“Arab Australians have had to cope with vilification, racism, abuse and fear of a racial backlash for a number of years, but these riots will take that fear to a new level,” said Australian Arabic Council chairman Roland Jabbour.
NSW state premier Morris Lemma said the violence was the “ugly face of racism in Australia”, but Howard said it did not reflect a deeper problem with Australia’s multi-cultural society.
“It is important that we reaffirm our respect for freedom of religion in this country, but it is also important that we place greater emphasis on integration of people into the broader community and the avoidance of tribalism,” he said.
Government politician Bruce Baird said tensions between the Anglo-Saxon and Muslim communities had simmered for years, with Cronulla locals angry after six women from the area were killed in the 2002 Bali bombings. Eighty eight Australians were among 202 people killed by the nightclub bombings. “Where this riot took place is actually the site of where we’ve got the Bali memorial for these women,” Baird told local radio.

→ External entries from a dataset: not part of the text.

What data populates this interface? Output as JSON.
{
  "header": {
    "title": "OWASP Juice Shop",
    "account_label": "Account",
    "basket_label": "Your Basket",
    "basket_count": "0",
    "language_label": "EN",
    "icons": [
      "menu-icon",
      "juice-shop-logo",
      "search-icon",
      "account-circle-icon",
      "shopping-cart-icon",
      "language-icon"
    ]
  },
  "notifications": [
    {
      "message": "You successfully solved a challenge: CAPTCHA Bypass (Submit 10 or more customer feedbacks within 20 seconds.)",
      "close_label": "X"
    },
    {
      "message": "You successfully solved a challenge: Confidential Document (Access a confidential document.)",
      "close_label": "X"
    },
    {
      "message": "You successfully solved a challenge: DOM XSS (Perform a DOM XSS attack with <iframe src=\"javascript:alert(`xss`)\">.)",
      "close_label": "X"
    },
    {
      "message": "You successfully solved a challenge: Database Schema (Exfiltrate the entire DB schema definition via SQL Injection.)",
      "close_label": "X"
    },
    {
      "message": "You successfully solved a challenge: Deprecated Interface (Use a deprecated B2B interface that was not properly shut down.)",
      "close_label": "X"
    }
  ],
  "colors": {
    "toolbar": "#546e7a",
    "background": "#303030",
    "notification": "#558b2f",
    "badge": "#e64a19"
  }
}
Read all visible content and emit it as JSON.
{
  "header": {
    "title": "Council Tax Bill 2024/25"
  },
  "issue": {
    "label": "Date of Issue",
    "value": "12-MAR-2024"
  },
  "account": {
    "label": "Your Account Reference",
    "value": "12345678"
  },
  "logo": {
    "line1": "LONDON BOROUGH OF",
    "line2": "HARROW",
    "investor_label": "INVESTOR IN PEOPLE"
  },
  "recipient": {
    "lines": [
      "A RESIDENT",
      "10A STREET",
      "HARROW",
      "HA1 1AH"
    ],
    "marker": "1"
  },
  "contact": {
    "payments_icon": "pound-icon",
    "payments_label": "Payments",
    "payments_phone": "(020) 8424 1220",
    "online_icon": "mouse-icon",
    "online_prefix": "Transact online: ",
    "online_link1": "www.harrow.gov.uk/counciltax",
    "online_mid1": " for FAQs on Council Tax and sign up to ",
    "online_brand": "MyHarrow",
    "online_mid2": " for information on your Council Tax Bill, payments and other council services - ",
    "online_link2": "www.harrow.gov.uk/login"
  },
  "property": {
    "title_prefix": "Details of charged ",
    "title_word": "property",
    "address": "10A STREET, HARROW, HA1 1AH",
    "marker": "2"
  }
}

Asked if the riots were revenge for Bali and September 11 in the US, Baird said: “I think so.”
Muslim leaders accused politicians and media commentators of “fanning the flames of racial tension”.
“Fear and scaremongering have long been targeted toward the Arab and Muslim communities, as politicians fueled by media sensationalism, justify support for draconian agendas and simplistic policies,” said Arab council chairman Jabbour.
Reuters, 13 December 2005